What space do we need to create? Is it necessary to retreat from the world in order to give most fully of ourselves to a world yearning for our gifts?
For over ten years, the musician and lyricist who has most enthralled me years is Nick Cave. He and his band’s work has always echoed something in my soul. Their sounds and literary-quality lyrics draw me in with a richness and bursting intensity of imagination, covering a vast expanse of tone and topic from the harshest of dark and diabolical (including an entire album of murder ballads) to the peaks of full joyfulness, achingly tender, and awe-struck transcendence.
Others seem to agree. Although they seem to have achieved an peculiar standing as globally beloved yet still fundamentally underground, mostly out-of-sight in popular cultureOriginally from Australia, Cave and band the Bad Seeds have been described as “one of the most original and celebrated bands of the post-punk and alternative rock eras in the ’80s and onward.”
I admire Cave as a creator. In his output, he achieves something I aspire to in my own efforts at community-building, artistic pursuits, relationships, and general way of living: an authenticity and invitation to presence, to real connection with life and all it means to be a human among humans.
So, I was keen to see how Cave responded to Brian from Shakopee, Minnesota, whose question appeared in the recent entry #192 of Cave’s “Red Hand Letters” (a blog and newsletter of letters between him and people who love his work):
“I understand from having seen 20,000 Days on Earth that you keep an office separate for your creative work. Do you have any recommendations on how I can create a sacred space that allows me to go in and shut the door and lock out the world?”
I suspect that Cave’s response may be of use anyone seeking that “best way” to give most fully of ourselves to a world so yearning for our gifts:
For most of my creative life I did indeed maintain an office at home. This office, with its massive desk, typewriter, shelves of books, and its accumulated piles of artefacts and self-absorbed scribblings, I considered to be my ‘sacred space’, a fortress where I could shut the door and lock out the world. But in time this office, my retreat, started to become a place of exclusion or of hiding, a place where I could turn away from the world, under the guise of being creative, at the expense of all else.

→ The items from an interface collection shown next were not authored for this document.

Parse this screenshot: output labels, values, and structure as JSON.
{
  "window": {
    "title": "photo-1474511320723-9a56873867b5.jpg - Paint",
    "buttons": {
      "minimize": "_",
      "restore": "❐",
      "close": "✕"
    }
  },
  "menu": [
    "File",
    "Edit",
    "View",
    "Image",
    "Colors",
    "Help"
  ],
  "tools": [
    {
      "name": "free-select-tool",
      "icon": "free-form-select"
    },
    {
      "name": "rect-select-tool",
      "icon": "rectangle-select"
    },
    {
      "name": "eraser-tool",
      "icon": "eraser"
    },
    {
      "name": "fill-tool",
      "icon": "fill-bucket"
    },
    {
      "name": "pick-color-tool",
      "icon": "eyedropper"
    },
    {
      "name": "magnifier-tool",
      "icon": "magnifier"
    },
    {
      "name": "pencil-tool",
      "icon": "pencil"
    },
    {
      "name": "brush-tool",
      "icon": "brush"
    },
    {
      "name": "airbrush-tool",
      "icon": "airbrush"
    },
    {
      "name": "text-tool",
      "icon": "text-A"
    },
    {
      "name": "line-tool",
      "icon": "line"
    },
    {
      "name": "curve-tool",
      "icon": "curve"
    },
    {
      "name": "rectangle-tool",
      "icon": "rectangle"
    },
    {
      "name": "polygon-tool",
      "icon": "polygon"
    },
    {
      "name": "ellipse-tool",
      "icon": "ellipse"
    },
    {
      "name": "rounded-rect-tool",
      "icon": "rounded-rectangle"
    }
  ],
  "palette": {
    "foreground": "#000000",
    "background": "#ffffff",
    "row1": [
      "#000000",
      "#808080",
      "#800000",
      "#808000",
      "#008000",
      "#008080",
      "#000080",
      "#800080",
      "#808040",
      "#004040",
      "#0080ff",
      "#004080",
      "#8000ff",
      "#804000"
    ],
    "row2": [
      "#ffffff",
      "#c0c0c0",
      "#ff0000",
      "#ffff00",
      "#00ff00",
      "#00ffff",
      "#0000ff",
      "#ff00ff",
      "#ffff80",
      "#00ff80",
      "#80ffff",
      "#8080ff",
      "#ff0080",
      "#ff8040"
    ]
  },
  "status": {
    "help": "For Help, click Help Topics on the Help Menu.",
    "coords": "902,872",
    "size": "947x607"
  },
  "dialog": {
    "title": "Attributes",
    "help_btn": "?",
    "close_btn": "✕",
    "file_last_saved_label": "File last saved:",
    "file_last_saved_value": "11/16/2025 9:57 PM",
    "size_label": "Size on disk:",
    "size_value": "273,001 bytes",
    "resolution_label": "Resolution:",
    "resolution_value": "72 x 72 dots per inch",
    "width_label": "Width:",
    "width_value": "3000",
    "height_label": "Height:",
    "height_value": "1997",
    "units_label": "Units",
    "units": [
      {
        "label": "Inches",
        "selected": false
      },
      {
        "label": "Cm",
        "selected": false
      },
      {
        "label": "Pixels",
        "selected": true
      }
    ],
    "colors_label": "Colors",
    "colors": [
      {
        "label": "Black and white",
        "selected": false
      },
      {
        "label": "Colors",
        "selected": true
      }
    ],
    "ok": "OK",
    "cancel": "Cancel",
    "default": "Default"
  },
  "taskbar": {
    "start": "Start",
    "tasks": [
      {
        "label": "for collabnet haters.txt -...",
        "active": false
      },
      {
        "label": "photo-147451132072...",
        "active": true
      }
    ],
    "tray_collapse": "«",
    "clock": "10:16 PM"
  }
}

In 2019 I gave my office – the desk and the entire contents – to the Royal Danish Library in Copenhagen for the very beautiful Stranger Than Kindness – The Nick Cave Exhibition. My office is currently in Montreal as it travels the world with the exhibition.* Handing it over was one of the things that allowed me to find my way back to the world. Giving up my office helped set me free.
I came to understand that the sacred space is the imagination itself, or rather the time spent inside the actual idea – the song you are composing, the story you are writing, or the picture you are painting. The sacred space, for the artist, is within the creative flow, at the crucial and fiery point of artistic intention, where time suddenly contracts and the work finds its power and its groove. My sacred space became the rolling fire of the imagination.
But, you know, these days, I wonder about this too. Maybe these lofty claims about the imagination are yet more artistic hubris, a further place to hide, like the office – another invented way to separate ourselves from the world. Perhaps, the sacred space is simply the world itself – a hallowed place where we all exist at this time, where we engage with life in all its many tempers, within the present moment. Perhaps the thing we have spent so much time escaping, or attempting to create, was there all along – the blessed space, the sacred space, the truly creative place – the world around us.
- Nick Cave on Creativity, the Myth of Originality, and How to Find Your Voice (Popova)
- Artists Transforming Society: the People’s WPA (Doner)
- Re-Learning to Solve Our Problems Together (Matthews)